Mark Cushing on Pet Nation and Pet Stores Selling Dogs and Cats
Should there be bans on pet store sales of dogs and cats? I’ve been a vocal supporter of such bans for years, but Mark Cushing, author Pet Nation: The Inside Story of How Companion Animals are Transforming Our HOMES, CULTURE and ECONOMY disagrees.
Mark admits that puppy mills supply dogs and sometimes cats to pet stores and that no responsible breeder ever sells to a pet store. And I agree large commercial facilities, which aren’t puppy mills, also supply pet stores. While pups raised in these large facilities may be raised in humane conditions, so little is known about how they are raised. For example how are they socialized?

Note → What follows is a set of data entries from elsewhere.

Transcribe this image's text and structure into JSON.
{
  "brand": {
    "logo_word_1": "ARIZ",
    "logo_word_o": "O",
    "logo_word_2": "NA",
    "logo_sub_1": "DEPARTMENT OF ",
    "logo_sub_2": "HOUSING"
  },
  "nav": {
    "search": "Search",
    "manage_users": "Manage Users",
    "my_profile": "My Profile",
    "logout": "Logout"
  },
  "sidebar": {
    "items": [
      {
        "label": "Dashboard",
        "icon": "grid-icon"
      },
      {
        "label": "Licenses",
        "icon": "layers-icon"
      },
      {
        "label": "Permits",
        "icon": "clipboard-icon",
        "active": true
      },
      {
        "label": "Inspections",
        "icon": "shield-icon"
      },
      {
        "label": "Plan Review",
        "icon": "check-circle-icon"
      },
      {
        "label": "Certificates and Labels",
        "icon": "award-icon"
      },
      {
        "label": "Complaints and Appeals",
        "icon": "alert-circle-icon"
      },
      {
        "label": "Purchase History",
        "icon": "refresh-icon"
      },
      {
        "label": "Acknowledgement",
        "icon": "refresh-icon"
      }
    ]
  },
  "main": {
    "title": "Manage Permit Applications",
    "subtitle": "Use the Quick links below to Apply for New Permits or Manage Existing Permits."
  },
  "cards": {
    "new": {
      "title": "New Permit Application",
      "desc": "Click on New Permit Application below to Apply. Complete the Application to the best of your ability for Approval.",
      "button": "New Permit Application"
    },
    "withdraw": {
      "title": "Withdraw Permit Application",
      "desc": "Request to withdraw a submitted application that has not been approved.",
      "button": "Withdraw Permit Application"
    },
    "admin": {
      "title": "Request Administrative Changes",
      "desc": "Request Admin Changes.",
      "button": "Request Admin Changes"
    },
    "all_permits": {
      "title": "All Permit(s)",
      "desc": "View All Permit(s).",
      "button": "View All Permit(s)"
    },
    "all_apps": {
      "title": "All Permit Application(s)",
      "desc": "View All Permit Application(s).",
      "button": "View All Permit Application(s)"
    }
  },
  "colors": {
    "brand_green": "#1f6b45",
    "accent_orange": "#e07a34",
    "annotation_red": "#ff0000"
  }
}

Pet stores offer no transparency and often mislead the public about where they get their dogs or cats from.
Some may be surprised that I agree with Mark that we’re spaying/neutering ourselves into a shortage of dogs, unless you want a dog that looks like a pitbull (and there’s nothing wrong with that) or a Chihuahua. At this point cities like Boston or Chicago are able to import dogs from other states like Alabama or Arkansas. But that supply will diminish at some point.
Having said that, right now, many shelters are experiencing a surge as a result of housing issues, and we talk about this.
Meanwhile, hobby breeders of purebred dogs, for a variety of reasons, are also increasingly harder to find. We agree about concerns regarding importing dogs from overseas. Cushing offers his solution to this problem of sourcing dogs.
I also agree that basic economic rules may hamper some from getting a pet in the first place. If indeed there is a shortage or a perceived shortage – as we’ve now begun to see with the “doodle dogs” and some purebred dogs – prices rise. It’s just a matter of supply/demand. We agree the last thing we want to see is access to purchase companion animals moving beyond easy affordability.
I don’t always agree with Cushing but there is no doubt that he is well-informed. Here’s what needs to happen: All sides of issues regarding sourcing need to get together in one place at one time. To my knowledge the last time this occurred, only one side – with mostly old white-haired guys – met to “make decisions” which turned out to be totally irrelevant and not known let alone adhered to.